Website and app data records
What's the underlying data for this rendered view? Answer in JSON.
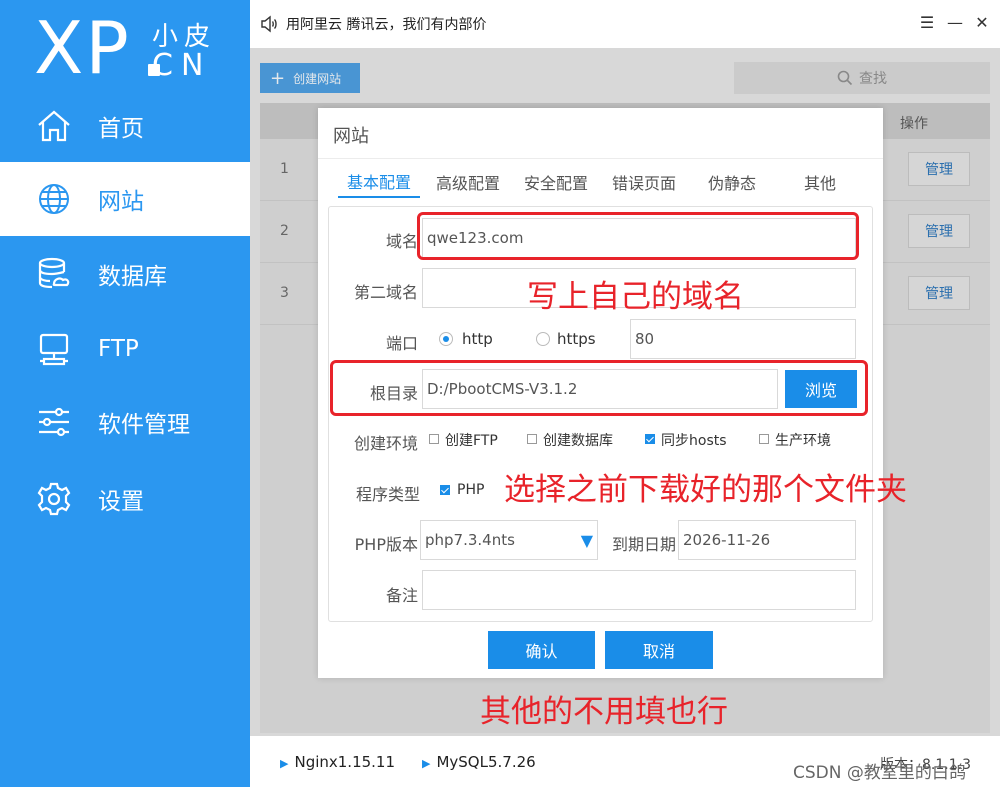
{
  "sidebar": {
    "logo": {
      "main": "XP",
      "cn_top": "小皮",
      "cn_bottom": "CN"
    },
    "items": [
      {
        "label": "首页",
        "icon": "home-icon"
      },
      {
        "label": "网站",
        "icon": "globe-icon",
        "active": true
      },
      {
        "label": "数据库",
        "icon": "database-icon"
      },
      {
        "label": "FTP",
        "icon": "ftp-server-icon"
      },
      {
        "label": "软件管理",
        "icon": "sliders-icon"
      },
      {
        "label": "设置",
        "icon": "gear-icon"
      }
    ]
  },
  "titlebar": {
    "notice": "用阿里云 腾讯云，我们有内部价",
    "menu_glyph": "☰",
    "minimize_glyph": "—",
    "close_glyph": "✕"
  },
  "toolbar": {
    "create_label": "创建网站",
    "search_label": "查找"
  },
  "table": {
    "op_header": "操作",
    "rows": [
      {
        "num": "1",
        "action": "管理"
      },
      {
        "num": "2",
        "action": "管理"
      },
      {
        "num": "3",
        "action": "管理"
      }
    ]
  },
  "dialog": {
    "title": "网站",
    "tabs": [
      "基本配置",
      "高级配置",
      "安全配置",
      "错误页面",
      "伪静态",
      "其他"
    ],
    "active_tab": "基本配置",
    "fields": {
      "domain_label": "域名",
      "domain_value": "qwe123.com",
      "second_domain_label": "第二域名",
      "second_domain_value": "",
      "port_label": "端口",
      "protocol_http": "http",
      "protocol_https": "https",
      "selected_protocol": "http",
      "port_value": "80",
      "root_label": "根目录",
      "root_value": "D:/PbootCMS-V3.1.2",
      "browse_label": "浏览",
      "env_label": "创建环境",
      "env_options": [
        {
          "label": "创建FTP",
          "checked": false
        },
        {
          "label": "创建数据库",
          "checked": false
        },
        {
          "label": "同步hosts",
          "checked": true
        },
        {
          "label": "生产环境",
          "checked": false
        }
      ],
      "program_type_label": "程序类型",
      "program_type_option": "PHP",
      "program_type_checked": true,
      "php_version_label": "PHP版本",
      "php_version_value": "php7.3.4nts",
      "expire_label": "到期日期",
      "expire_value": "2026-11-26",
      "note_label": "备注",
      "note_value": ""
    },
    "confirm_label": "确认",
    "cancel_label": "取消"
  },
  "annotations": {
    "domain_hint": "写上自己的域名",
    "folder_hint": "选择之前下载好的那个文件夹",
    "others_hint": "其他的不用填也行"
  },
  "statusbar": {
    "nginx": "Nginx1.15.11",
    "mysql": "MySQL5.7.26",
    "version": "版本：8.1.1.3"
  },
  "watermark": "CSDN @教室里的白鸽",
  "colors": {
    "brand": "#2b97f0",
    "primary": "#1a8de8",
    "annotation": "#e8232a"
  }
}
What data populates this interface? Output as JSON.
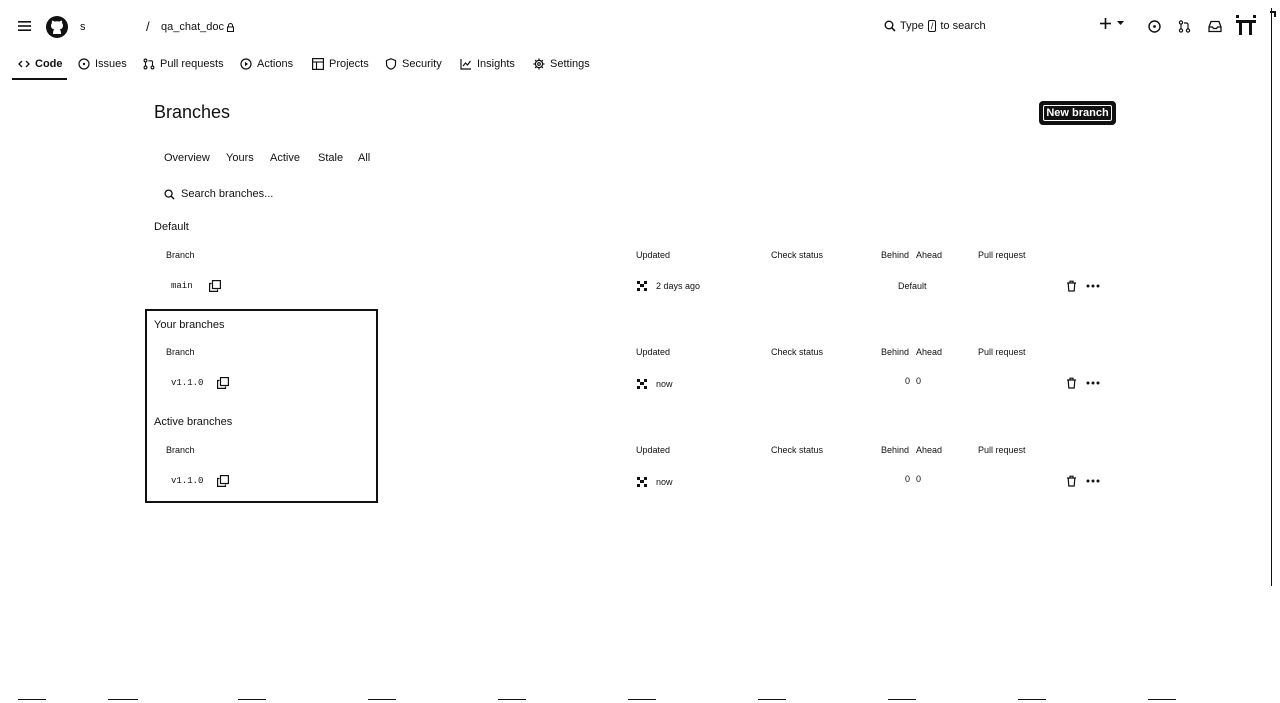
{
  "header": {
    "owner": "s",
    "repo_name": "qa_chat_doc",
    "search_placeholder_prefix": "Type",
    "search_key": "/",
    "search_placeholder_suffix": "to search"
  },
  "repo_tabs": [
    {
      "label": "Code",
      "icon": "code-icon"
    },
    {
      "label": "Issues",
      "icon": "issue-icon"
    },
    {
      "label": "Pull requests",
      "icon": "pull-request-icon"
    },
    {
      "label": "Actions",
      "icon": "play-icon"
    },
    {
      "label": "Projects",
      "icon": "table-icon"
    },
    {
      "label": "Security",
      "icon": "shield-icon"
    },
    {
      "label": "Insights",
      "icon": "graph-icon"
    },
    {
      "label": "Settings",
      "icon": "gear-icon"
    }
  ],
  "page": {
    "title": "Branches",
    "new_branch_label": "New branch"
  },
  "branch_tabs": [
    "Overview",
    "Yours",
    "Active",
    "Stale",
    "All"
  ],
  "search": {
    "placeholder": "Search branches..."
  },
  "columns": {
    "branch": "Branch",
    "updated": "Updated",
    "check_status": "Check status",
    "behind": "Behind",
    "ahead": "Ahead",
    "pull_request": "Pull request"
  },
  "sections": {
    "default": {
      "label": "Default",
      "row": {
        "name": "main",
        "updated": "2 days ago",
        "behind_ahead": "Default"
      }
    },
    "yours": {
      "label": "Your branches",
      "row": {
        "name": "v1.1.0",
        "updated": "now",
        "behind": "0",
        "ahead": "0"
      }
    },
    "active": {
      "label": "Active branches",
      "row": {
        "name": "v1.1.0",
        "updated": "now",
        "behind": "0",
        "ahead": "0"
      }
    }
  }
}
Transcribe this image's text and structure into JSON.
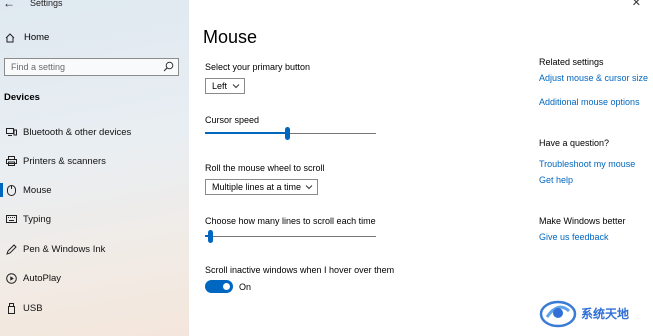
{
  "window": {
    "title": "Settings",
    "back_glyph": "←",
    "close_glyph": "✕"
  },
  "sidebar": {
    "home_label": "Home",
    "search_placeholder": "Find a setting",
    "section_label": "Devices",
    "items": [
      {
        "label": "Bluetooth & other devices",
        "icon": "bluetooth-device-icon",
        "selected": false
      },
      {
        "label": "Printers & scanners",
        "icon": "printer-icon",
        "selected": false
      },
      {
        "label": "Mouse",
        "icon": "mouse-icon",
        "selected": true
      },
      {
        "label": "Typing",
        "icon": "keyboard-icon",
        "selected": false
      },
      {
        "label": "Pen & Windows Ink",
        "icon": "pen-icon",
        "selected": false
      },
      {
        "label": "AutoPlay",
        "icon": "autoplay-icon",
        "selected": false
      },
      {
        "label": "USB",
        "icon": "usb-icon",
        "selected": false
      }
    ]
  },
  "main": {
    "title": "Mouse",
    "primary_button": {
      "label": "Select your primary button",
      "value": "Left"
    },
    "cursor_speed": {
      "label": "Cursor speed",
      "value_fraction": 0.48
    },
    "scroll_wheel": {
      "label": "Roll the mouse wheel to scroll",
      "value": "Multiple lines at a time"
    },
    "lines_to_scroll": {
      "label": "Choose how many lines to scroll each time",
      "value_fraction": 0.03
    },
    "inactive_scroll": {
      "label": "Scroll inactive windows when I hover over them",
      "state": "On",
      "enabled": true
    }
  },
  "related": {
    "heading": "Related settings",
    "links": [
      "Adjust mouse & cursor size",
      "Additional mouse options"
    ]
  },
  "question": {
    "heading": "Have a question?",
    "links": [
      "Troubleshoot my mouse",
      "Get help"
    ]
  },
  "better": {
    "heading": "Make Windows better",
    "links": [
      "Give us feedback"
    ]
  },
  "watermark": {
    "text": "系统天地"
  },
  "colors": {
    "accent": "#0067c0",
    "sidebar_top": "#dfe9f1",
    "sidebar_bottom": "#f4e6db"
  }
}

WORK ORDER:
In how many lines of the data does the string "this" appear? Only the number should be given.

RESPONSE AREA:
3